I know he knew that I’d seen him.
But also, and this is unusual, I knew that he had seen me. Seen me past my physical shape, past my mode of movement, past every stereotype of every kind. He’d seen me.
And, as I said, I saw him.
We were going south on Yonge Street and he was with his mother and younger brother. He was helping his mom with his brother who was fussing in his stroller. He looked up and saw me approaching, instantaneously he did a ‘fat’ gesture with his face and hands. And instantaneously my face reacted. I hadn’t expected it, because it was a beautiful day and I was simply enjoying. My guard was down. He saw my face. He saw my reaction. And then he looked at me, our eyes connected for the briefest of sections and I saw him. Really saw him. And he saw me. Really saw me.
I saw a little boy whose impulse to hurt others who were different was, as yet, unrestrained.
He saw someone, different from him, that he had purposely mocked, that he had attempted to humiliate, and who had felt what he had done.
It was over in a second.
We passed them, and I thought that was the end of that.
But it wasn’t.
We were approaching the small mall we had been headed too and just as I reached out to push the door opener, I saw a small hand rushing to push it for me. I looked at it was attached to the boy who had made the fat face. It was the same hand that had formed a big parenthesis to emphasize the fatness of the face.
Well, I was there first and my hand had pushed the button.
There was a small crowd heading for the same door as I was and I had to be careful, his mother, his brother and he slipped by me and into the mall. They were headed to the escalators I was headed to the store directly to my right. I turned the chair to head to the store and I saw him break from his family and race to the door of the store, which, although already propped open, he held for me anyway.

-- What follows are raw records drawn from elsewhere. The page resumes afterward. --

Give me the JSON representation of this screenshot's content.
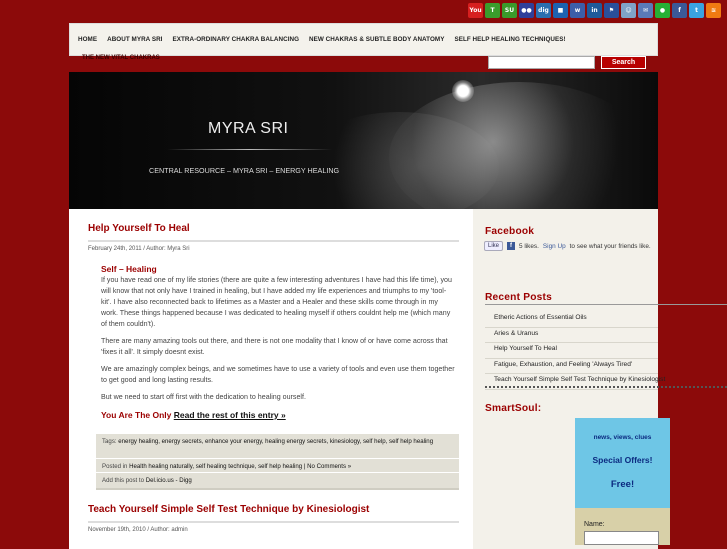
{
  "social_icons": [
    {
      "name": "youtube-icon",
      "label": "You",
      "color": "#d71f1f"
    },
    {
      "name": "technorati-icon",
      "label": "T",
      "color": "#3b9d2c"
    },
    {
      "name": "stumbleupon-icon",
      "label": "SU",
      "color": "#3a9a2a"
    },
    {
      "name": "flickr-icon",
      "label": "●●",
      "color": "#2f3f9a"
    },
    {
      "name": "digg-icon",
      "label": "dig",
      "color": "#2a6fb0"
    },
    {
      "name": "delicious-icon",
      "label": "■",
      "color": "#1d62b0"
    },
    {
      "name": "mixx-icon",
      "label": "w",
      "color": "#3c5ea8"
    },
    {
      "name": "linkedin-icon",
      "label": "in",
      "color": "#1f5a9a"
    },
    {
      "name": "myspace-icon",
      "label": "⚑",
      "color": "#2a4f9a"
    },
    {
      "name": "reddit-icon",
      "label": "☺",
      "color": "#7fa3c8"
    },
    {
      "name": "friendfeed-icon",
      "label": "✉",
      "color": "#5a7ab8"
    },
    {
      "name": "chat-icon",
      "label": "●",
      "color": "#26b035"
    },
    {
      "name": "facebook-icon",
      "label": "f",
      "color": "#3b5998"
    },
    {
      "name": "twitter-icon",
      "label": "t",
      "color": "#3aa3e0"
    },
    {
      "name": "rss-icon",
      "label": "≋",
      "color": "#f07a12"
    }
  ],
  "nav": {
    "items": [
      "HOME",
      "ABOUT MYRA SRI",
      "EXTRA-ORDINARY CHAKRA BALANCING",
      "NEW CHAKRAS & SUBTLE BODY ANATOMY",
      "SELF HELP HEALING TECHNIQUES!"
    ],
    "subitem": "THE NEW VITAL CHAKRAS"
  },
  "search": {
    "value": "",
    "button": "Search"
  },
  "header": {
    "title": "MYRA SRI",
    "tagline": "CENTRAL RESOURCE – MYRA SRI – ENERGY HEALING"
  },
  "posts": [
    {
      "title": "Help Yourself To Heal",
      "meta": "February 24th, 2011  / Author: Myra Sri",
      "subheading": "Self – Healing",
      "paragraphs": [
        "If you have read one of my life stories (there are quite a few interesting adventures I have had this life time), you will know that not only have I trained in healing, but I have added my life experiences and triumphs to my 'tool-kit'.  I have also reconnected back to lifetimes as a Master and a Healer and these skills come through in my work.  These things happened because I was dedicated to healing myself if others couldnt help me (which many of them couldn't).",
        "There are many amazing tools out there, and there is not one modality that I know of or have come across that 'fixes it all'.  It simply doesnt exist.",
        "We are amazingly complex beings, and we sometimes have to use a variety of tools and even use them together to get good and long lasting results.",
        "But we need to start off first with the dedication to healing ourself."
      ],
      "readmore_prefix": "You Are The Only",
      "readmore_link": "Read the rest of this entry »",
      "tags_label": "Tags:",
      "tags": "energy healing, energy secrets, enhance your energy, healing energy secrets, kinesiology, self help, self help healing",
      "posted_label": "Posted in",
      "posted": "Health healing naturally, self healing technique, self help healing",
      "comments": "| No Comments »",
      "share_label": "Add this post to",
      "share": "Del.icio.us - Digg"
    },
    {
      "title": "Teach Yourself Simple Self Test Technique by Kinesiologist",
      "meta": "November 19th, 2010  / Author: admin"
    }
  ],
  "sidebar": {
    "facebook_heading": "Facebook",
    "fb_like": "Like",
    "fb_text_pre": "5 likes.",
    "fb_signup": "Sign Up",
    "fb_text_post": "to see what your friends like.",
    "recent_heading": "Recent Posts",
    "recent_posts": [
      "Etheric Actions of Essential Oils",
      "Aries & Uranus",
      "Help Yourself To Heal",
      "Fatigue, Exhaustion, and Feeling 'Always Tired'",
      "Teach Yourself Simple Self Test Technique by Kinesiologist"
    ],
    "smartsoul_heading": "SmartSoul:",
    "smartsoul": {
      "line1": "news, views, clues",
      "line2": "Special Offers!",
      "line3": "Free!",
      "name_label": "Name:"
    }
  }
}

Something was happening. I think that, in that moment when he saw me, when he saw the results of what he had done, something changed. I think he knew that I had seen him. I, a person who had been affected by him. I, a person who now knew something about him. I, a person whose opinion of him didn’t matter in one second but then mattered a second later, had seen what he was capable of.
I don’t think he liked being the person that I had seen.
I don’t think he wanted me to go about remembering him as someone unkind and with a penchant for being instantaneously cruel.
So he wanted me to see him again. See him doing something kind. See that there was more to him than I might think. See that he was someone who was working at growing into compassion and generosity and welcome.
And I did.
I stopped for a moment.
I said, “Thanks for holding the door, I appreciate it.” It didn’t matter that the door didn’t need held. It didn’t matter that I had not possible need of his help. It did matter that he tried.
No, he wasn’t looking for redemption or forgiveness from me.
He was looking for it from himself.
My guess is he’ll be a fine man one day.